Segment Start: Excerpted data

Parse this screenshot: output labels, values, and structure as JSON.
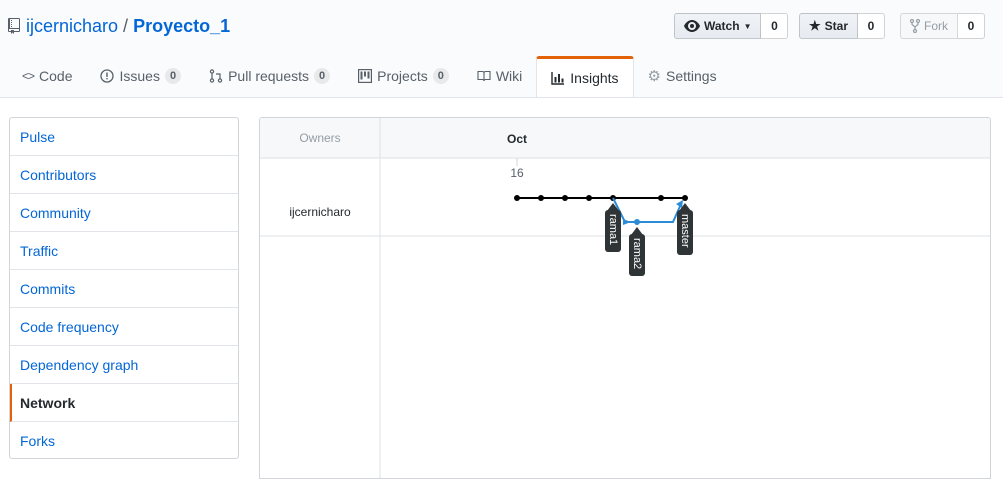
{
  "repo": {
    "owner": "ijcernicharo",
    "separator": "/",
    "name": "Proyecto_1"
  },
  "actions": {
    "watch": {
      "label": "Watch",
      "count": "0"
    },
    "star": {
      "label": "Star",
      "count": "0"
    },
    "fork": {
      "label": "Fork",
      "count": "0"
    }
  },
  "tabs": [
    {
      "label": "Code",
      "icon": "code-icon"
    },
    {
      "label": "Issues",
      "count": "0",
      "icon": "issue-icon"
    },
    {
      "label": "Pull requests",
      "count": "0",
      "icon": "pull-request-icon"
    },
    {
      "label": "Projects",
      "count": "0",
      "icon": "project-icon"
    },
    {
      "label": "Wiki",
      "icon": "book-icon"
    },
    {
      "label": "Insights",
      "icon": "graph-icon",
      "selected": true
    },
    {
      "label": "Settings",
      "icon": "gear-icon"
    }
  ],
  "menu": [
    "Pulse",
    "Contributors",
    "Community",
    "Traffic",
    "Commits",
    "Code frequency",
    "Dependency graph",
    "Network",
    "Forks"
  ],
  "menu_selected": "Network",
  "network": {
    "owners_header": "Owners",
    "month": "Oct",
    "day": "16",
    "owner": "ijcernicharo",
    "branches": [
      "rama1",
      "rama2",
      "master"
    ],
    "colors": {
      "main_line": "#000000",
      "branch_line": "#2b8bd6",
      "label_bg": "#2f3437"
    }
  },
  "colors": {
    "accent": "#e36209",
    "link": "#0366d6"
  }
}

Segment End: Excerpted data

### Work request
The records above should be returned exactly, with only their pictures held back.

### Answer to the exercise
Parse this screenshot: output labels, values, and structure as JSON.
{
  "repo": {
    "owner": "ijcernicharo",
    "separator": "/",
    "name": "Proyecto_1"
  },
  "actions": {
    "watch": {
      "label": "Watch",
      "count": "0"
    },
    "star": {
      "label": "Star",
      "count": "0"
    },
    "fork": {
      "label": "Fork",
      "count": "0"
    }
  },
  "tabs": [
    {
      "label": "Code",
      "icon": "code-icon"
    },
    {
      "label": "Issues",
      "count": "0",
      "icon": "issue-icon"
    },
    {
      "label": "Pull requests",
      "count": "0",
      "icon": "pull-request-icon"
    },
    {
      "label": "Projects",
      "count": "0",
      "icon": "project-icon"
    },
    {
      "label": "Wiki",
      "icon": "book-icon"
    },
    {
      "label": "Insights",
      "icon": "graph-icon",
      "selected": true
    },
    {
      "label": "Settings",
      "icon": "gear-icon"
    }
  ],
  "menu": [
    "Pulse",
    "Contributors",
    "Community",
    "Traffic",
    "Commits",
    "Code frequency",
    "Dependency graph",
    "Network",
    "Forks"
  ],
  "menu_selected": "Network",
  "network": {
    "owners_header": "Owners",
    "month": "Oct",
    "day": "16",
    "owner": "ijcernicharo",
    "branches": [
      "rama1",
      "rama2",
      "master"
    ],
    "colors": {
      "main_line": "#000000",
      "branch_line": "#2b8bd6",
      "label_bg": "#2f3437"
    }
  },
  "colors": {
    "accent": "#e36209",
    "link": "#0366d6"
  }
}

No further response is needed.